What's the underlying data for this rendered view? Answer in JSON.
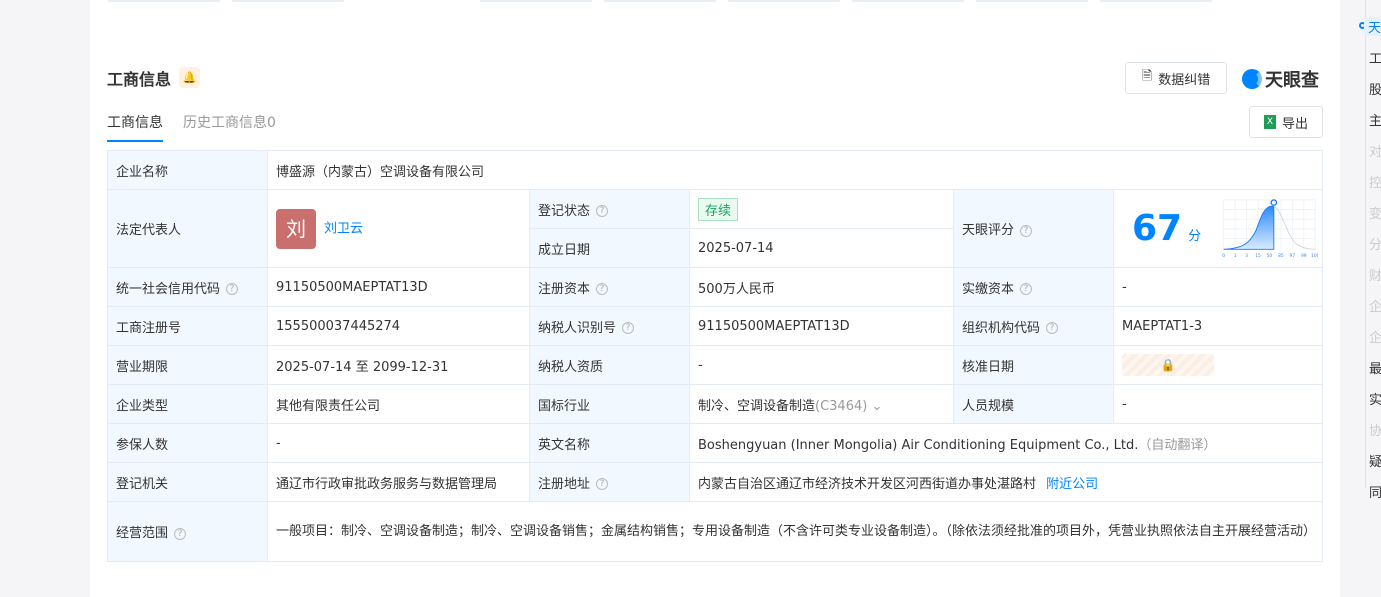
{
  "section": {
    "title": "工商信息",
    "correction_label": "数据纠错",
    "brand": "天眼查",
    "export_label": "导出"
  },
  "tabs": [
    {
      "label": "工商信息",
      "active": true
    },
    {
      "label": "历史工商信息0",
      "active": false
    }
  ],
  "info": {
    "company_name_label": "企业名称",
    "company_name": "博盛源（内蒙古）空调设备有限公司",
    "legal_rep_label": "法定代表人",
    "legal_rep_avatar": "刘",
    "legal_rep": "刘卫云",
    "reg_status_label": "登记状态",
    "reg_status": "存续",
    "found_date_label": "成立日期",
    "found_date": "2025-07-14",
    "score_label": "天眼评分",
    "score": "67",
    "score_unit": "分",
    "credit_code_label": "统一社会信用代码",
    "credit_code": "91150500MAEPTAT13D",
    "reg_capital_label": "注册资本",
    "reg_capital": "500万人民币",
    "paid_capital_label": "实缴资本",
    "paid_capital": "-",
    "reg_no_label": "工商注册号",
    "reg_no": "155500037445274",
    "taxpayer_id_label": "纳税人识别号",
    "taxpayer_id": "91150500MAEPTAT13D",
    "org_code_label": "组织机构代码",
    "org_code": "MAEPTAT1-3",
    "term_label": "营业期限",
    "term": "2025-07-14 至 2099-12-31",
    "taxpayer_qual_label": "纳税人资质",
    "taxpayer_qual": "-",
    "approve_date_label": "核准日期",
    "type_label": "企业类型",
    "type": "其他有限责任公司",
    "industry_label": "国标行业",
    "industry": "制冷、空调设备制造",
    "industry_code": "(C3464)",
    "staff_size_label": "人员规模",
    "staff_size": "-",
    "insured_label": "参保人数",
    "insured": "-",
    "en_name_label": "英文名称",
    "en_name": "Boshengyuan (Inner Mongolia) Air Conditioning Equipment Co., Ltd.",
    "en_note": "（自动翻译）",
    "authority_label": "登记机关",
    "authority": "通辽市行政审批政务服务与数据管理局",
    "address_label": "注册地址",
    "address": "内蒙古自治区通辽市经济技术开发区河西街道办事处湛路村",
    "nearby_link": "附近公司",
    "scope_label": "经营范围",
    "scope": "一般项目：制冷、空调设备制造；制冷、空调设备销售；金属结构销售；专用设备制造（不含许可类专业设备制造）。（除依法须经批准的项目外，凭营业执照依法自主开展经营活动）"
  },
  "score_chart": {
    "ticks": [
      "0",
      "1",
      "3",
      "15",
      "50",
      "85",
      "97",
      "99",
      "100"
    ]
  },
  "nav": [
    {
      "label": "天",
      "active": true
    },
    {
      "label": "工"
    },
    {
      "label": "股"
    },
    {
      "label": "主"
    },
    {
      "label": "对",
      "disabled": true
    },
    {
      "label": "控",
      "disabled": true
    },
    {
      "label": "变",
      "disabled": true
    },
    {
      "label": "分",
      "disabled": true
    },
    {
      "label": "财",
      "disabled": true
    },
    {
      "label": "企",
      "disabled": true
    },
    {
      "label": "企",
      "disabled": true
    },
    {
      "label": "最"
    },
    {
      "label": "实"
    },
    {
      "label": "协",
      "disabled": true
    },
    {
      "label": "疑"
    },
    {
      "label": "同"
    }
  ]
}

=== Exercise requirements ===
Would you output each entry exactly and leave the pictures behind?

=== Written solution ===
What's the underlying data for this rendered view? Answer in JSON.
{
  "section": {
    "title": "工商信息",
    "correction_label": "数据纠错",
    "brand": "天眼查",
    "export_label": "导出"
  },
  "tabs": [
    {
      "label": "工商信息",
      "active": true
    },
    {
      "label": "历史工商信息0",
      "active": false
    }
  ],
  "info": {
    "company_name_label": "企业名称",
    "company_name": "博盛源（内蒙古）空调设备有限公司",
    "legal_rep_label": "法定代表人",
    "legal_rep_avatar": "刘",
    "legal_rep": "刘卫云",
    "reg_status_label": "登记状态",
    "reg_status": "存续",
    "found_date_label": "成立日期",
    "found_date": "2025-07-14",
    "score_label": "天眼评分",
    "score": "67",
    "score_unit": "分",
    "credit_code_label": "统一社会信用代码",
    "credit_code": "91150500MAEPTAT13D",
    "reg_capital_label": "注册资本",
    "reg_capital": "500万人民币",
    "paid_capital_label": "实缴资本",
    "paid_capital": "-",
    "reg_no_label": "工商注册号",
    "reg_no": "155500037445274",
    "taxpayer_id_label": "纳税人识别号",
    "taxpayer_id": "91150500MAEPTAT13D",
    "org_code_label": "组织机构代码",
    "org_code": "MAEPTAT1-3",
    "term_label": "营业期限",
    "term": "2025-07-14 至 2099-12-31",
    "taxpayer_qual_label": "纳税人资质",
    "taxpayer_qual": "-",
    "approve_date_label": "核准日期",
    "type_label": "企业类型",
    "type": "其他有限责任公司",
    "industry_label": "国标行业",
    "industry": "制冷、空调设备制造",
    "industry_code": "(C3464)",
    "staff_size_label": "人员规模",
    "staff_size": "-",
    "insured_label": "参保人数",
    "insured": "-",
    "en_name_label": "英文名称",
    "en_name": "Boshengyuan (Inner Mongolia) Air Conditioning Equipment Co., Ltd.",
    "en_note": "（自动翻译）",
    "authority_label": "登记机关",
    "authority": "通辽市行政审批政务服务与数据管理局",
    "address_label": "注册地址",
    "address": "内蒙古自治区通辽市经济技术开发区河西街道办事处湛路村",
    "nearby_link": "附近公司",
    "scope_label": "经营范围",
    "scope": "一般项目：制冷、空调设备制造；制冷、空调设备销售；金属结构销售；专用设备制造（不含许可类专业设备制造）。（除依法须经批准的项目外，凭营业执照依法自主开展经营活动）"
  },
  "score_chart": {
    "ticks": [
      "0",
      "1",
      "3",
      "15",
      "50",
      "85",
      "97",
      "99",
      "100"
    ]
  },
  "nav": [
    {
      "label": "天",
      "active": true
    },
    {
      "label": "工"
    },
    {
      "label": "股"
    },
    {
      "label": "主"
    },
    {
      "label": "对",
      "disabled": true
    },
    {
      "label": "控",
      "disabled": true
    },
    {
      "label": "变",
      "disabled": true
    },
    {
      "label": "分",
      "disabled": true
    },
    {
      "label": "财",
      "disabled": true
    },
    {
      "label": "企",
      "disabled": true
    },
    {
      "label": "企",
      "disabled": true
    },
    {
      "label": "最"
    },
    {
      "label": "实"
    },
    {
      "label": "协",
      "disabled": true
    },
    {
      "label": "疑"
    },
    {
      "label": "同"
    }
  ]
}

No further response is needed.